Spring Rushing Waters Moon
Spring Rushing Waters Moon
Maxwell Creek is full and running. Another bomb cyclone is on its way to the plains and the Front Range, blizzard warnings are up for lower elevations. We’re in a 6-10 inch forecast area. Right now the clouds are below 8,000 feet, meaning Black Mountain is behind a thick fog as I write this. Temperatures will drop fast. Yes, a mountain spring.
Buddy Tom Crane is on his way home to Minnesota after a week plus on Maui. The same storm will welcome him and Roxann with weather similar to what we’ve got coming. Uff dah.
An interesting evening at Beth Evergreen. Dan, next president of the board, invited Kate and me to come to a session with each of the two candidates for synagogue executive director. We couldn’t go last Thursday since that was Ruth’s 13th, but I made it for this one. Kate stayed home. She’s saving herself. For Friday night’s Grateful Dead sabbath that honors the outgoing exec, Leah, whom we both really liked.
There were about 20 of us. Some had been members since 1979 when CBE was just a twinkle in a havurah’s eyes. Havurah is Hebrew for fellowship and CBE started as a small group of Jews, mountain Jews living in and around Evergreen. Some of us were more recent members. Kate, myself, and Sheri joined in 2016 or so. The rest, including my buddy Alan, had been members for varying lengths of time, though most joined in the 1990’s.
The idea was for us to meet the candidate, this woman is from Bethesda, Maryland, hear her talk about herself a bit, then introduce ourselves and say what CBE means to us. Here’s what was interesting. With no irony or sarcasm at all folks around the table referred to CBE as family, as place where people felt comfortable, where we loved each other. All adults, all older with a couple of exceptions. It was a powerful evening for that reason. I’m not used to adults sitting around describing their love for folks that are not blood relatives, but that’s what happened.
When it came my turn, I referred to CBE as the beloved community that all Christian churches aspire to. A brief article on caregivers in the Denver Post had pointed to some of the problems they experience. I’ve not experienced any of them except stress. The reason, I said last night, is that we were called and offered help constantly. Kate and I have backup and we know it. We’re relatively new members, yet we’re treated like we’ve been around a long time. That’s a characteristic, a cultural norm, of CBE, and it’s rare.

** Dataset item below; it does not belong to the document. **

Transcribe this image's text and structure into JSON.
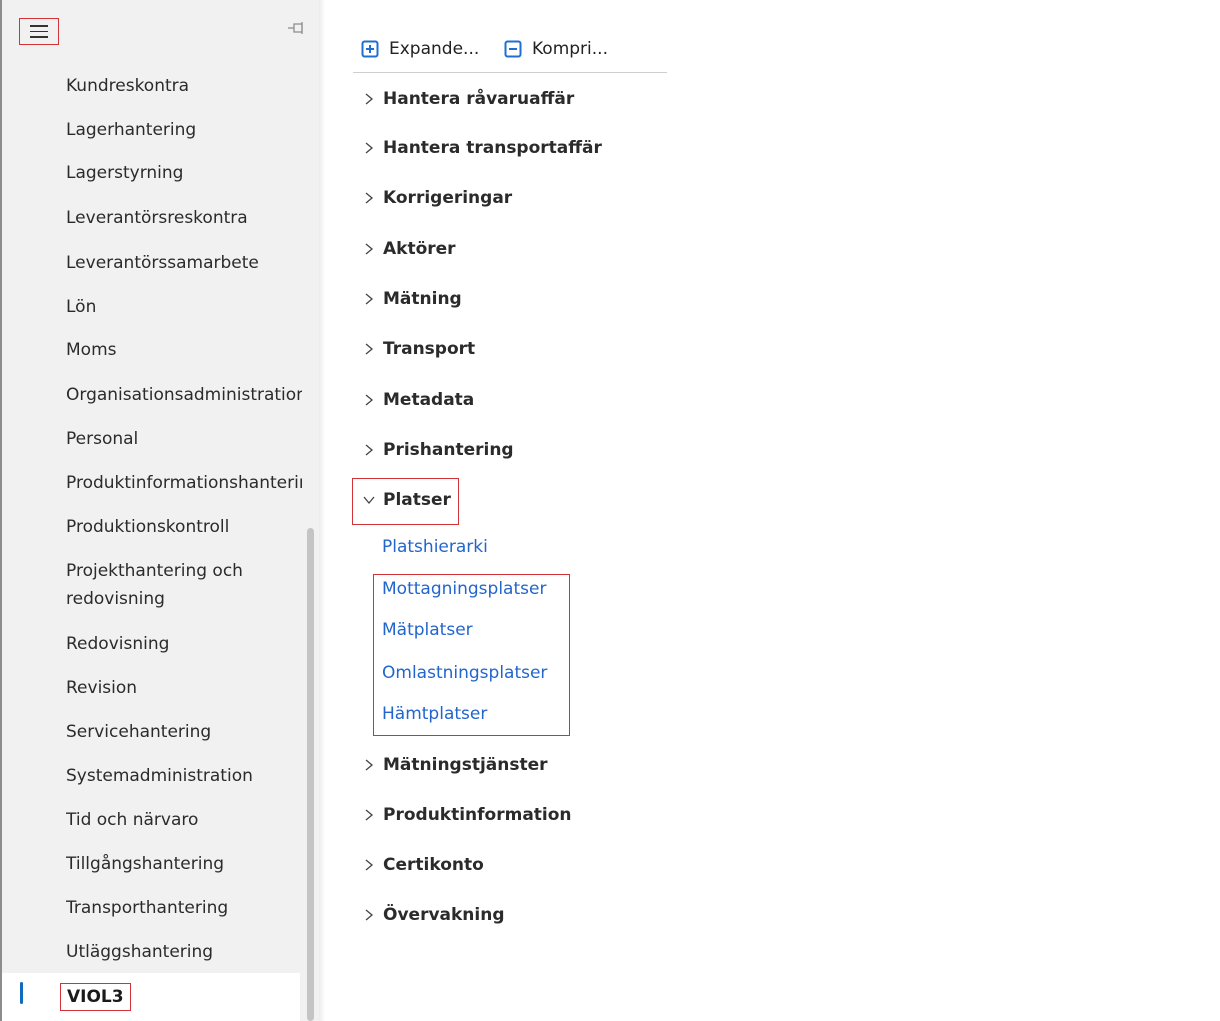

All this is an important reason for us to stay where we are in spite of oxygen related issues. We can get more oxygen up here, but finding another beloved community elsewhere? Unlikely. Today, for example, I have lunch with Alan. Easy from here.
Tomorrow Kate has a pulmonology appointment. Unless they close again for the snow. This appointment is with a nurse practitioner since Dr. Gupta is away. Probably on Maui eating next to Tom and Roxann at Mama’s Fish House. Kate wants to get the radiologists reading of the high resolution c.t. she had last week. We’re also looking for an assessment of her fitness for surgery. The J-tube. Don’t know whether a nurse practitioner can give one or not.
Today is Joe and SeoAh’s 3rd anniversary. This picture is one of my favorites of the wedding. A Norwegian in Korea.
Their marriage has been a blessing for Kate and me. SeoAh has helped out in the last 6 months, coming twice, once for a bit more than month in December/January. As a dad, I’m glad Joe has a partner. As a father-in-law, I’m glad he chose SeoAh. She’s a sweetheart.